Has summer arrived?
When we reached Cape Breton Island we thought summer had finally arrived. However, since then the weather has been more capricious than ever. Steaming hot sunny days have been interspersed by more prolonged periods of wet and foggy weather, as a seemingly never ending series of small weather systems have tracked through.
The scenery has been equally varied. The vertical chalk cliffs and mountains of the Cape Breton Highlands have progressively given way to the flatter but possibly even more wild and remote eastern shore of Nova Scotia.
The Bras d'Or lakes, which lay between the 2, were different again. Largely immune from the effects of the Labrador current and with water temperatures significantly higher than the ocean outside, they seem to enjoy a microclimate that is quite different from surrounding areas, and in particular are far less prone to fog, a fact that makes them a very popular cruising and holiday destination.
We enjoyed 2 very peaceful and relaxing days working our way southwards through the Bras d'Or Lakes before crossing Chedabucto Bay to Nova Scotia's Eastern shore. It may have only been a short crossing, but as so often before in this trip, it marked a massive transition in economic fortunes. Gone were the opulent summer mansions lining the shores of the Bras d'Or lakes, in their place a series of once thriving harbours now struggling to eke out an existence from what is left of the fishing industry.
However, from a cruising yachtsman's perspective Nova Scotia's eastern shore is a veritable paradise, as long as your vision of paradise doesn't include having a marina berth and hot showers every night! The entire 120nm stretch of coast from Chedabucto bay to Halifax is littered with sheltered bays and inlets. Not much passage planning is required. You simply keep heading south west until you are tired of sailing for the day, then turn right and within a few miles you can find a perfectly sheltered, and in all probability completely deserted, anchorage for the night.
The one exception to this pattern was a passage up the winding Liscomb River to reach Liscomb Lodge, a wonderfully secluded spot which has a pontoon with just enough space for 2 yachts but with showers, sauna, hot tub, swimming pool and a very pleasant restaurant overlooking the river. Supper of scallop ceviche and salmon cooked on a cedar plank completed our brief lapse into luxury!
After 4 days of motoring with light fickle winds and patchy fog, the wind finally swung round to the north west, bringing with it clear skies and giving us a fine close fetch for the final 40 miles into Halifax.

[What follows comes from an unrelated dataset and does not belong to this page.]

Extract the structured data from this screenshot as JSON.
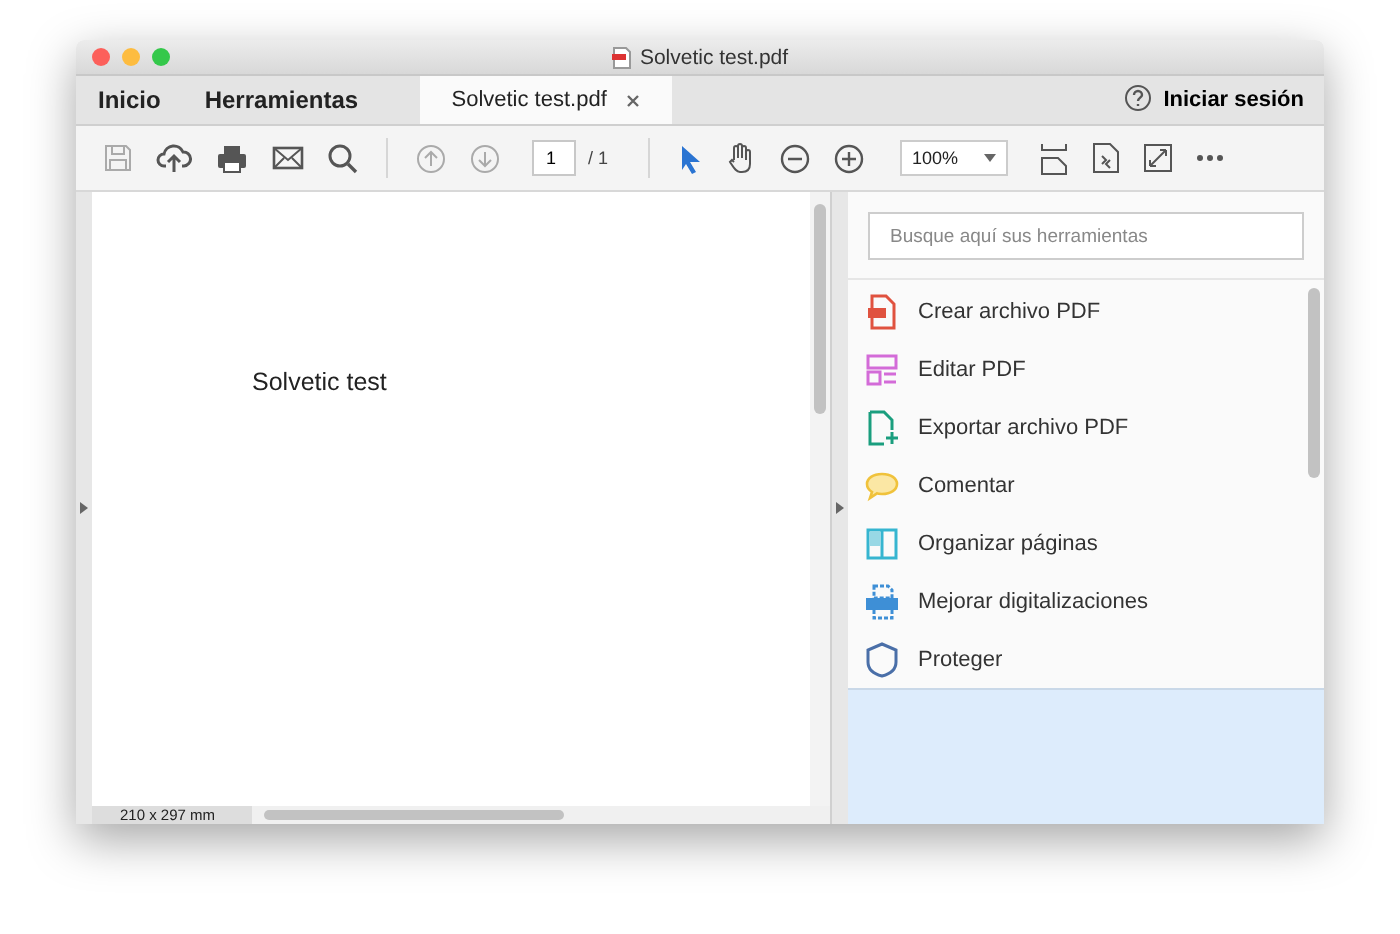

As we sailed into Halifax harbour, only to be confronted with more AIS targets in the space of 10 minutes than we have seen in the last 2 years, we felt that a chapter had ended.
The wide empty spaces of the north are now behind us, at least for a while, and for the rest of the summer we will be back in territory where seeing another cruising yacht is no longer a rarity. It may take a bit of getting used to but there is a purpose to our foray into more temperate waters. After 4 seasons and almost 20,000 miles of sailing without a proper refit we need to find a boatyard this winter where we can get some deep maintenance work carried out. The search has started.